Republican lawmakers determined to make higher education unattainable for low income ArizonansFeb 1st, 2012 | By Julie Erfle | Category: education, Featured Articles
But these days, the American Dream is virtually impossible without a college degree, and while President Obama works to make college tuition more affordable, Arizona’s Republican legislators take the opposite approach, ensuring that dream is out of reach for lower income Arizonans.
State Representative John Kavanagh introduced legislation that would require all students to pay a minimum of $2000/year toward tuition. The only exceptions are for some students who receive merit or athletic scholarships.
At first glance, that may appear to be a reasonable request.
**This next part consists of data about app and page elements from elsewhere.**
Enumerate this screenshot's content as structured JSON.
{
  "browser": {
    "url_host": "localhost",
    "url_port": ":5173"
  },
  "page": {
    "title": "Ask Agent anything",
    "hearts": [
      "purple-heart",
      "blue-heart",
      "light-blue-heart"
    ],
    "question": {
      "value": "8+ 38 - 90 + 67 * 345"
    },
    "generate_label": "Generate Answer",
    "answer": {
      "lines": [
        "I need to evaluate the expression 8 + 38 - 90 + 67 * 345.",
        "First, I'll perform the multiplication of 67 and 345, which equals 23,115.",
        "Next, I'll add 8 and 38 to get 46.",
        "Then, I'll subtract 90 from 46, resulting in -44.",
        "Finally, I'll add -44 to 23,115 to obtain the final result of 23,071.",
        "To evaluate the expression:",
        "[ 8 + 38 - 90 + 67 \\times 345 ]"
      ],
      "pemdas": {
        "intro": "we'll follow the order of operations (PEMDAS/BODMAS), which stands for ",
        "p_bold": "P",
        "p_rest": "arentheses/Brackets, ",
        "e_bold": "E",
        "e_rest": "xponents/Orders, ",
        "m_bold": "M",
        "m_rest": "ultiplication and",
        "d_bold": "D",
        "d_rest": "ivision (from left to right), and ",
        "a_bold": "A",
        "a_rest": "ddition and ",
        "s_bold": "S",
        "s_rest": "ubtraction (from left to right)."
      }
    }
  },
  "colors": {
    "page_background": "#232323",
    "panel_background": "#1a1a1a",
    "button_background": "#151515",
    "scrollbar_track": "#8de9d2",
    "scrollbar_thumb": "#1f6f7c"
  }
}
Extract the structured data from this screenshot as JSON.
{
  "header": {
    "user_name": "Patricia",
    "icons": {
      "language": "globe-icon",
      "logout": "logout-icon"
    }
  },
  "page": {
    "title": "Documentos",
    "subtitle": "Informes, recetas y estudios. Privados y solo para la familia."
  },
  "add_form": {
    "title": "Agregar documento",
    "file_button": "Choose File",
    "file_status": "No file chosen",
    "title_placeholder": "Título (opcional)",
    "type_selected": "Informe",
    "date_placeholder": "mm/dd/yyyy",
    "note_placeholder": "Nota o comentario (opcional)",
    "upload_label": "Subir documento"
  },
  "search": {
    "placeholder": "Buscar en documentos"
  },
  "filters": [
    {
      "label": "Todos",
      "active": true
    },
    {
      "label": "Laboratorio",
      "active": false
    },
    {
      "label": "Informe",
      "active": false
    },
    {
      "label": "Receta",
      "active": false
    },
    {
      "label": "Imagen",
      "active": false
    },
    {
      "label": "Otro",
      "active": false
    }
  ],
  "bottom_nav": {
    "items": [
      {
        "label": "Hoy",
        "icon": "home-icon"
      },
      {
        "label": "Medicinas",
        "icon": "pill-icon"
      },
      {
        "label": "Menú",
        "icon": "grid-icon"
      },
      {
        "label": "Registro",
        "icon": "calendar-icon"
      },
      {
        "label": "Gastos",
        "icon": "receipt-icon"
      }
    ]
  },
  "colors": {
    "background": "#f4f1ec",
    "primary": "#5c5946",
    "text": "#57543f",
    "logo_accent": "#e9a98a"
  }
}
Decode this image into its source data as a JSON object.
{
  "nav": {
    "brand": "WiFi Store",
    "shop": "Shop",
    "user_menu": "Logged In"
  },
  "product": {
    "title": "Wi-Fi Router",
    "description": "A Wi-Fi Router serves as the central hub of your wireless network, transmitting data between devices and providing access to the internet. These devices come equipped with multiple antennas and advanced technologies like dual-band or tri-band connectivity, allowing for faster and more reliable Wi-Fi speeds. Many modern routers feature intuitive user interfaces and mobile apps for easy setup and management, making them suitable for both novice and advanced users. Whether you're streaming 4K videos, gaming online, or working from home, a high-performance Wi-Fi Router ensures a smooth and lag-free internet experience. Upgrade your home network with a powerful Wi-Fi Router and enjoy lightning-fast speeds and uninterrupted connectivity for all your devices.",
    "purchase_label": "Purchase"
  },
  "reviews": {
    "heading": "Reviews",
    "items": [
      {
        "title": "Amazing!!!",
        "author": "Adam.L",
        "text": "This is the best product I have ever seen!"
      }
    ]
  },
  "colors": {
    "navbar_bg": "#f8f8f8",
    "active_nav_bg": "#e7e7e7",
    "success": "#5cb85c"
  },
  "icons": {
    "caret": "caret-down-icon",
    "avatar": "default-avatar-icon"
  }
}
As Mr. Kavanagh states, “Given the fact that universities are continuously bragging that people with college degrees earn a half to a full million dollars more in their lifetimes, I don’t see how starting off on this more lucrative life with an $8,000 loan is going to hurt anybody.”
And he’s right, if a student graduates from college with only $8,000 in student loans, it’s not a big deal. The problem is, students rarely graduate with only $8,000 in loans, and tuition is only a portion of the overall expenses of a college education.
Why do these students graduate with so much debt? Because going to college is expensive, and it extends well beyond the tuition price tag. Anyone who has attended college in the last several decades and paid his/her own way can understand that.
I graduated from college 15 years ago, and though I had numerous academic scholarships and held several part-time jobs, I still accumulated more than $15,000 in student loan debt. Why? Because my parents weren’t rich or even middle class, and if I wanted an education, I had to go it alone.
My parents couldn’t afford to buy me a car or pay for my phone bills or even my laundry expenses. And though I maintained a meager living, I still needed to eat, still needed a roof over my head, and still needed electricity during those cold Minnesota winters.
An additional $8,000 in student loan debt would certainly have been a disincentive for me to attend college. And keep in mind, I was there 15 years ago. Today, lower income students have an even tougher road to navigate as the costs for rent, food, books, and lab fees have gone up considerably. If I was back in that situation, I’m not sure I would be able to obtain a four-year degree.
Though it is true that most graduates will earn more money over the course of his/her lifetime, it is also true most do not earn sizable paychecks after graduation. That takes time. And in this economy, just finding a job after college can be a challenge.
But those aren’t the only reasons I oppose Rep. Kavanagh’s misguided bill. As a resident of this state, I’d like to live in a place that values education for all, not just the privileged few. I’d like to believe that an educated populace would turn out educated leaders capable of solving complex problems. Arizona is in dire need of problem-solving leaders.
Only one-fourth of this state’s population has a college degree. One-fourth. That puts us in the bottom third among states, but worse still is our dismal ranking when comparing the number of high school graduates who move on to college. We rank 45th.
But what about our spending on higher education? Could it be that we spend significantly more than other states, and this is why our lawmakers wish to spend even less? Not even close. We rank near the bottom in higher education funding, and since 2008 the state has slashed funding a whopping 50 percent.
But those statistics mean little to individuals such as Rep. Kavanagh and his Republican co-sponsors. It appears Kavanagh’s aiming for last place — last place in student funding, last place in numbers of educated adults. This, he says, will save the state money. Except that he’s wrong on that, too.
Our state pays the price for inadequate education funding. We pay the price when technology and other high salary businesses turn away from Arizona in favor of states with a more highly educated workforce. We pay the price when our residents pay lower taxes because they earn less. We pay the price when intelligent and talented young adults choose universities outside of Arizona because they cost significantly less. And we the price when intelligent and talented individuals are not allowed to realize the American Dream because they were born into lower income families.
Representative Kavanagh’s bill is yet another example of how Arizona’s Republican leaders fail to understand long-term consequences of legislation or complex policy decisions. Their ideological positions may fare well with ideological voters, but those shortsighted decisions will and are costing this state. In the end all Arizona residents lose as legislators continue to dumb down our state and thumb their noses at education.